**ACTION ITEM**
Reproduce the records word for word, leaving out any pictures they hold.

**SOURCE RECORDS**

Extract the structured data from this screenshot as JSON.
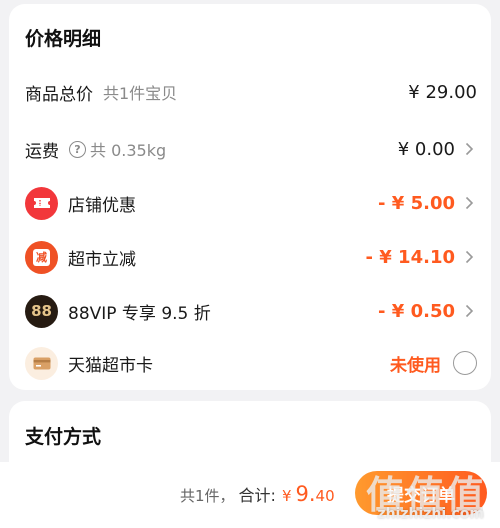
{
  "price_detail": {
    "title": "价格明细",
    "goods_total": {
      "label": "商品总价",
      "sub": "共1件宝贝",
      "amount": "¥ 29.00"
    },
    "shipping": {
      "label": "运费",
      "help_glyph": "?",
      "sub": "共 0.35kg",
      "amount": "¥ 0.00"
    },
    "shop_discount": {
      "label": "店铺优惠",
      "amount": "- ¥ 5.00",
      "icon": "ticket-icon"
    },
    "market_discount": {
      "label": "超市立减",
      "amount": "- ¥ 14.10",
      "icon_text": "减"
    },
    "vip_discount": {
      "label": "88VIP 专享 9.5 折",
      "amount": "- ¥ 0.50",
      "icon_text": "88"
    },
    "tmall_card": {
      "label": "天猫超市卡",
      "status": "未使用",
      "icon": "card-icon"
    }
  },
  "payment": {
    "title": "支付方式"
  },
  "footer": {
    "count": "共1件，",
    "total_label": "合计:",
    "currency": "¥",
    "total_int": "9.",
    "total_dec": "40",
    "submit": "提交订单"
  },
  "watermark": {
    "glyphs": "值值值",
    "text": "zhizhizhi.com"
  },
  "colors": {
    "accent": "#ff5a1f",
    "background": "#f2f2f4",
    "card": "#ffffff"
  }
}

**EXERCISE ANSWER**
Extract the structured data from this screenshot as JSON.
{
  "price_detail": {
    "title": "价格明细",
    "goods_total": {
      "label": "商品总价",
      "sub": "共1件宝贝",
      "amount": "¥ 29.00"
    },
    "shipping": {
      "label": "运费",
      "help_glyph": "?",
      "sub": "共 0.35kg",
      "amount": "¥ 0.00"
    },
    "shop_discount": {
      "label": "店铺优惠",
      "amount": "- ¥ 5.00",
      "icon": "ticket-icon"
    },
    "market_discount": {
      "label": "超市立减",
      "amount": "- ¥ 14.10",
      "icon_text": "减"
    },
    "vip_discount": {
      "label": "88VIP 专享 9.5 折",
      "amount": "- ¥ 0.50",
      "icon_text": "88"
    },
    "tmall_card": {
      "label": "天猫超市卡",
      "status": "未使用",
      "icon": "card-icon"
    }
  },
  "payment": {
    "title": "支付方式"
  },
  "footer": {
    "count": "共1件，",
    "total_label": "合计:",
    "currency": "¥",
    "total_int": "9.",
    "total_dec": "40",
    "submit": "提交订单"
  },
  "watermark": {
    "glyphs": "值值值",
    "text": "zhizhizhi.com"
  },
  "colors": {
    "accent": "#ff5a1f",
    "background": "#f2f2f4",
    "card": "#ffffff"
  }
}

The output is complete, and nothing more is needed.